-------- Extracted data --------
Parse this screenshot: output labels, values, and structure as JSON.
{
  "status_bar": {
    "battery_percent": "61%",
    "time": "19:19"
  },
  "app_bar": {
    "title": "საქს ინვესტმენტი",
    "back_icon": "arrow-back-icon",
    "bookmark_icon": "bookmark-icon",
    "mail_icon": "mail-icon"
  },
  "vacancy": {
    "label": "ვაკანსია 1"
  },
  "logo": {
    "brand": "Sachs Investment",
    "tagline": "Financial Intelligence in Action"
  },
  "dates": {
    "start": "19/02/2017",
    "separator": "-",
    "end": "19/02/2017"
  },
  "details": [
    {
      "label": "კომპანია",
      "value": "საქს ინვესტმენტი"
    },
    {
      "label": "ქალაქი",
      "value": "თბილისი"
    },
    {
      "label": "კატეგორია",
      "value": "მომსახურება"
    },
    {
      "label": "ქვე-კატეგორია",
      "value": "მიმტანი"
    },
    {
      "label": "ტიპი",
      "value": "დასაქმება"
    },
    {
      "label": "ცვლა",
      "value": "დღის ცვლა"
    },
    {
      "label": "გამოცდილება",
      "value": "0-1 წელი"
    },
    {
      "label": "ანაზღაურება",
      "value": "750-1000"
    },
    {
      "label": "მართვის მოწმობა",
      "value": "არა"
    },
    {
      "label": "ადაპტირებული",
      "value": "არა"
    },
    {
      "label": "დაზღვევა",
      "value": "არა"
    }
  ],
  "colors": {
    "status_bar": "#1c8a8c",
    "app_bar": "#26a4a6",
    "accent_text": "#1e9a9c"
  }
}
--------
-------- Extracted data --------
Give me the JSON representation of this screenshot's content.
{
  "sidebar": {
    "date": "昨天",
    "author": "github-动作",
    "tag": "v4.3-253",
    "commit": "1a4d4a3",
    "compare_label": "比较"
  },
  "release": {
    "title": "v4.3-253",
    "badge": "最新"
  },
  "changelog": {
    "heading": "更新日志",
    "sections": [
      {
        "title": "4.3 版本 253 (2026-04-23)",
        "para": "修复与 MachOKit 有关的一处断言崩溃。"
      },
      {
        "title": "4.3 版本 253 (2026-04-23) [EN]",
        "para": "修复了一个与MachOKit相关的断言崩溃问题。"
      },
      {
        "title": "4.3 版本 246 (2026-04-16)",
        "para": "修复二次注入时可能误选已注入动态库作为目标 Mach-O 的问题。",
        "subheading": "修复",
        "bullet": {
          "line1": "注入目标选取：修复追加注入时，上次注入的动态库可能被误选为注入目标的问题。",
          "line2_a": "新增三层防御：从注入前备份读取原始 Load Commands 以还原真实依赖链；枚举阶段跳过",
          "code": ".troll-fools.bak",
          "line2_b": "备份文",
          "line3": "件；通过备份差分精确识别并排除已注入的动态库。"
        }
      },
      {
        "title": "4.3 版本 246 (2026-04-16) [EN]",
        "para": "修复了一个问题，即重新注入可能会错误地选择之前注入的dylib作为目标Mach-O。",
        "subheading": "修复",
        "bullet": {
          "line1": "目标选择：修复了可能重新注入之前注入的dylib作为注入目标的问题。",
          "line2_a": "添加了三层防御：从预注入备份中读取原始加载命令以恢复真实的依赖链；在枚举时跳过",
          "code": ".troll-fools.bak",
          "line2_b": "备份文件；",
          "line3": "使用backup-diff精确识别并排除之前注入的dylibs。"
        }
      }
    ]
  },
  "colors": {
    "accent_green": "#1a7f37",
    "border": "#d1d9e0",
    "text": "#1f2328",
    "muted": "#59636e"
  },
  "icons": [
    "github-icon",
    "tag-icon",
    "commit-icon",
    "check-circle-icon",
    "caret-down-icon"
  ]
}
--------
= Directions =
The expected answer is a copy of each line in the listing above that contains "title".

= Answer for this exercise =
    "title": "საქს ინვესტმენტი",
    "title": "v4.3-253",
        "title": "4.3 版本 253 (2026-04-23)",
        "title": "4.3 版本 253 (2026-04-23) [EN]",
        "title": "4.3 版本 246 (2026-04-16)",
        "title": "4.3 版本 246 (2026-04-16) [EN]",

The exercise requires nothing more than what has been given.